**THE PROBLEM:** Repeat each entry verbatim.

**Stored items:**
Content starts
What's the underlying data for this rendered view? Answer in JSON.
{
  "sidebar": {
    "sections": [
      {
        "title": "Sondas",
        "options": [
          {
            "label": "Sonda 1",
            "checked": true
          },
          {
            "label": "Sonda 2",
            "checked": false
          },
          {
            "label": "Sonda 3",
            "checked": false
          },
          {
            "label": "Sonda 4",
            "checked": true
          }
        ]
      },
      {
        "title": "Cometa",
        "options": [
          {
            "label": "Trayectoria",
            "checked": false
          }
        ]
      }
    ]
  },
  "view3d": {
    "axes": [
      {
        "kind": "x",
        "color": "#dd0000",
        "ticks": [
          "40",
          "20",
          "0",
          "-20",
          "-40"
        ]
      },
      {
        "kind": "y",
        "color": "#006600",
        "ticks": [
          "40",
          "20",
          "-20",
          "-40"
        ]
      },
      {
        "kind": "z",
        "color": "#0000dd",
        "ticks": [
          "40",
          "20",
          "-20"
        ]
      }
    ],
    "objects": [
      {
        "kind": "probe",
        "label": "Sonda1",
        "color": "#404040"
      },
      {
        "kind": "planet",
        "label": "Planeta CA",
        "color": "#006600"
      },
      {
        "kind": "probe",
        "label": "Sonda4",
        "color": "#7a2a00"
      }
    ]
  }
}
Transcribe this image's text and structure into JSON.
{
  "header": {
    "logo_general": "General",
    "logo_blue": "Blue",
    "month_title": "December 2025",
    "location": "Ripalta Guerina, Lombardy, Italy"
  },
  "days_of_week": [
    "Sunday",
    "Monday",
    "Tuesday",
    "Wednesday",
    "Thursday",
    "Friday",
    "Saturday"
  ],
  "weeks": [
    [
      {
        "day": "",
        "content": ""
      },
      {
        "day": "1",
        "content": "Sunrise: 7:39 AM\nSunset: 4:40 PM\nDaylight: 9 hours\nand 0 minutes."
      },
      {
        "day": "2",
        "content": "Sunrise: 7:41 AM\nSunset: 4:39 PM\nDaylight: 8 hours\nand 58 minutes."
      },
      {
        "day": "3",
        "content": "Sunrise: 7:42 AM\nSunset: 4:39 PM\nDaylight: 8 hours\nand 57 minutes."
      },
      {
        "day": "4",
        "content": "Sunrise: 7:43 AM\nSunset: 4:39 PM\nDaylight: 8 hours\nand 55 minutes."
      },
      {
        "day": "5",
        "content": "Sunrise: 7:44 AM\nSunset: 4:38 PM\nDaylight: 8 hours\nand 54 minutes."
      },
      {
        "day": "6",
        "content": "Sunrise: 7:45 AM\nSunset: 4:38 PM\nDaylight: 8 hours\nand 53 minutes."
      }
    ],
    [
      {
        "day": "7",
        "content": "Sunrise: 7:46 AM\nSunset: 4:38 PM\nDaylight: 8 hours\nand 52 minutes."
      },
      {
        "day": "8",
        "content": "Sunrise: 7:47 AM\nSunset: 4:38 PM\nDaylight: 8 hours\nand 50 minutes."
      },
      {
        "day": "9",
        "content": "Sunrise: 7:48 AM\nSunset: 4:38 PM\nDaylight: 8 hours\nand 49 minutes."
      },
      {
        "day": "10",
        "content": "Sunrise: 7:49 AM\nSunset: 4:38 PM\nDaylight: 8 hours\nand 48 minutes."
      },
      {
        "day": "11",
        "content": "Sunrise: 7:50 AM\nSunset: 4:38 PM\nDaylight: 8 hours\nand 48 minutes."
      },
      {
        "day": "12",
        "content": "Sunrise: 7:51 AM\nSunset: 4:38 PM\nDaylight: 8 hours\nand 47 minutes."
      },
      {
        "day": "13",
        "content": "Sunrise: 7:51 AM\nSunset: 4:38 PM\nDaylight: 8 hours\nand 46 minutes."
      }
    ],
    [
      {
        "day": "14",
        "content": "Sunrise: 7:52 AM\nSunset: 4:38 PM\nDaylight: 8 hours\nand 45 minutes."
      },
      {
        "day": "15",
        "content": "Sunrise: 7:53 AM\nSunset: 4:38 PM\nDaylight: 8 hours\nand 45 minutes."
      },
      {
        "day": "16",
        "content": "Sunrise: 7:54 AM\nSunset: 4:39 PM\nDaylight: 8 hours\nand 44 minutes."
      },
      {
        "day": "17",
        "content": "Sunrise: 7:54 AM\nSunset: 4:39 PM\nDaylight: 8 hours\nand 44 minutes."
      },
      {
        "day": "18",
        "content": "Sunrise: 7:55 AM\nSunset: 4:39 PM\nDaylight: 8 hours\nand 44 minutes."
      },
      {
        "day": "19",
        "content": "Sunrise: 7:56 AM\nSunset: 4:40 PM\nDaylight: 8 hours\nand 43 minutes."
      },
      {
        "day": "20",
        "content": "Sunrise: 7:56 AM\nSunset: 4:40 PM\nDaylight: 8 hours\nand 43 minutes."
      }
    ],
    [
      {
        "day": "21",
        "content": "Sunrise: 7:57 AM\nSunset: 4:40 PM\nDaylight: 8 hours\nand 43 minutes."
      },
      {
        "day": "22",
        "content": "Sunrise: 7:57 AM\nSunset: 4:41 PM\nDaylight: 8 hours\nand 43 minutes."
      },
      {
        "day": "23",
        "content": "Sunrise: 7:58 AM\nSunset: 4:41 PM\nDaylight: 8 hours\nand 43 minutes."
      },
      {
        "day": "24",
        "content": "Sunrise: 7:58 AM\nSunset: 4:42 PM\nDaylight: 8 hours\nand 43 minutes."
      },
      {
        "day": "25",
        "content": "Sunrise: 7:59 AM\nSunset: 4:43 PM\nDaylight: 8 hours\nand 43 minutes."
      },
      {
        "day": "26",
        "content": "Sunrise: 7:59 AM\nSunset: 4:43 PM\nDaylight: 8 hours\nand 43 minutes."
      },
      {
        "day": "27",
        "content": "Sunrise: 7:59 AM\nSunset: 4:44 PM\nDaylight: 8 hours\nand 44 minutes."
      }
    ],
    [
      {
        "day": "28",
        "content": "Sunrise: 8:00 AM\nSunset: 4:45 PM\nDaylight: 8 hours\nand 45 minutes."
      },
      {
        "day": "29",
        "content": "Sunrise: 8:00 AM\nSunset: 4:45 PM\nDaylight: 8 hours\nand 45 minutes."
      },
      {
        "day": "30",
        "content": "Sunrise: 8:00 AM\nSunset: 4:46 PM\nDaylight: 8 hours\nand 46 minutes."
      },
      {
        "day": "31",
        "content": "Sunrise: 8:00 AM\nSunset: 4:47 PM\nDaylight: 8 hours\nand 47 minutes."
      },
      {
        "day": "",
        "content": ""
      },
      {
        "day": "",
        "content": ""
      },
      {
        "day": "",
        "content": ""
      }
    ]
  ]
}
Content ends
**EXERCISE ANSWER:**
What's the underlying data for this rendered view? Answer in JSON.
{
  "sidebar": {
    "sections": [
      {
        "title": "Sondas",
        "options": [
          {
            "label": "Sonda 1",
            "checked": true
          },
          {
            "label": "Sonda 2",
            "checked": false
          },
          {
            "label": "Sonda 3",
            "checked": false
          },
          {
            "label": "Sonda 4",
            "checked": true
          }
        ]
      },
      {
        "title": "Cometa",
        "options": [
          {
            "label": "Trayectoria",
            "checked": false
          }
        ]
      }
    ]
  },
  "view3d": {
    "axes": [
      {
        "kind": "x",
        "color": "#dd0000",
        "ticks": [
          "40",
          "20",
          "0",
          "-20",
          "-40"
        ]
      },
      {
        "kind": "y",
        "color": "#006600",
        "ticks": [
          "40",
          "20",
          "-20",
          "-40"
        ]
      },
      {
        "kind": "z",
        "color": "#0000dd",
        "ticks": [
          "40",
          "20",
          "-20"
        ]
      }
    ],
    "objects": [
      {
        "kind": "probe",
        "label": "Sonda1",
        "color": "#404040"
      },
      {
        "kind": "planet",
        "label": "Planeta CA",
        "color": "#006600"
      },
      {
        "kind": "probe",
        "label": "Sonda4",
        "color": "#7a2a00"
      }
    ]
  }
}
Transcribe this image's text and structure into JSON.
{
  "header": {
    "logo_general": "General",
    "logo_blue": "Blue",
    "month_title": "December 2025",
    "location": "Ripalta Guerina, Lombardy, Italy"
  },
  "days_of_week": [
    "Sunday",
    "Monday",
    "Tuesday",
    "Wednesday",
    "Thursday",
    "Friday",
    "Saturday"
  ],
  "weeks": [
    [
      {
        "day": "",
        "content": ""
      },
      {
        "day": "1",
        "content": "Sunrise: 7:39 AM\nSunset: 4:40 PM\nDaylight: 9 hours\nand 0 minutes."
      },
      {
        "day": "2",
        "content": "Sunrise: 7:41 AM\nSunset: 4:39 PM\nDaylight: 8 hours\nand 58 minutes."
      },
      {
        "day": "3",
        "content": "Sunrise: 7:42 AM\nSunset: 4:39 PM\nDaylight: 8 hours\nand 57 minutes."
      },
      {
        "day": "4",
        "content": "Sunrise: 7:43 AM\nSunset: 4:39 PM\nDaylight: 8 hours\nand 55 minutes."
      },
      {
        "day": "5",
        "content": "Sunrise: 7:44 AM\nSunset: 4:38 PM\nDaylight: 8 hours\nand 54 minutes."
      },
      {
        "day": "6",
        "content": "Sunrise: 7:45 AM\nSunset: 4:38 PM\nDaylight: 8 hours\nand 53 minutes."
      }
    ],
    [
      {
        "day": "7",
        "content": "Sunrise: 7:46 AM\nSunset: 4:38 PM\nDaylight: 8 hours\nand 52 minutes."
      },
      {
        "day": "8",
        "content": "Sunrise: 7:47 AM\nSunset: 4:38 PM\nDaylight: 8 hours\nand 50 minutes."
      },
      {
        "day": "9",
        "content": "Sunrise: 7:48 AM\nSunset: 4:38 PM\nDaylight: 8 hours\nand 49 minutes."
      },
      {
        "day": "10",
        "content": "Sunrise: 7:49 AM\nSunset: 4:38 PM\nDaylight: 8 hours\nand 48 minutes."
      },
      {
        "day": "11",
        "content": "Sunrise: 7:50 AM\nSunset: 4:38 PM\nDaylight: 8 hours\nand 48 minutes."
      },
      {
        "day": "12",
        "content": "Sunrise: 7:51 AM\nSunset: 4:38 PM\nDaylight: 8 hours\nand 47 minutes."
      },
      {
        "day": "13",
        "content": "Sunrise: 7:51 AM\nSunset: 4:38 PM\nDaylight: 8 hours\nand 46 minutes."
      }
    ],
    [
      {
        "day": "14",
        "content": "Sunrise: 7:52 AM\nSunset: 4:38 PM\nDaylight: 8 hours\nand 45 minutes."
      },
      {
        "day": "15",
        "content": "Sunrise: 7:53 AM\nSunset: 4:38 PM\nDaylight: 8 hours\nand 45 minutes."
      },
      {
        "day": "16",
        "content": "Sunrise: 7:54 AM\nSunset: 4:39 PM\nDaylight: 8 hours\nand 44 minutes."
      },
      {
        "day": "17",
        "content": "Sunrise: 7:54 AM\nSunset: 4:39 PM\nDaylight: 8 hours\nand 44 minutes."
      },
      {
        "day": "18",
        "content": "Sunrise: 7:55 AM\nSunset: 4:39 PM\nDaylight: 8 hours\nand 44 minutes."
      },
      {
        "day": "19",
        "content": "Sunrise: 7:56 AM\nSunset: 4:40 PM\nDaylight: 8 hours\nand 43 minutes."
      },
      {
        "day": "20",
        "content": "Sunrise: 7:56 AM\nSunset: 4:40 PM\nDaylight: 8 hours\nand 43 minutes."
      }
    ],
    [
      {
        "day": "21",
        "content": "Sunrise: 7:57 AM\nSunset: 4:40 PM\nDaylight: 8 hours\nand 43 minutes."
      },
      {
        "day": "22",
        "content": "Sunrise: 7:57 AM\nSunset: 4:41 PM\nDaylight: 8 hours\nand 43 minutes."
      },
      {
        "day": "23",
        "content": "Sunrise: 7:58 AM\nSunset: 4:41 PM\nDaylight: 8 hours\nand 43 minutes."
      },
      {
        "day": "24",
        "content": "Sunrise: 7:58 AM\nSunset: 4:42 PM\nDaylight: 8 hours\nand 43 minutes."
      },
      {
        "day": "25",
        "content": "Sunrise: 7:59 AM\nSunset: 4:43 PM\nDaylight: 8 hours\nand 43 minutes."
      },
      {
        "day": "26",
        "content": "Sunrise: 7:59 AM\nSunset: 4:43 PM\nDaylight: 8 hours\nand 43 minutes."
      },
      {
        "day": "27",
        "content": "Sunrise: 7:59 AM\nSunset: 4:44 PM\nDaylight: 8 hours\nand 44 minutes."
      }
    ],
    [
      {
        "day": "28",
        "content": "Sunrise: 8:00 AM\nSunset: 4:45 PM\nDaylight: 8 hours\nand 45 minutes."
      },
      {
        "day": "29",
        "content": "Sunrise: 8:00 AM\nSunset: 4:45 PM\nDaylight: 8 hours\nand 45 minutes."
      },
      {
        "day": "30",
        "content": "Sunrise: 8:00 AM\nSunset: 4:46 PM\nDaylight: 8 hours\nand 46 minutes."
      },
      {
        "day": "31",
        "content": "Sunrise: 8:00 AM\nSunset: 4:47 PM\nDaylight: 8 hours\nand 47 minutes."
      },
      {
        "day": "",
        "content": ""
      },
      {
        "day": "",
        "content": ""
      },
      {
        "day": "",
        "content": ""
      }
    ]
  ]
}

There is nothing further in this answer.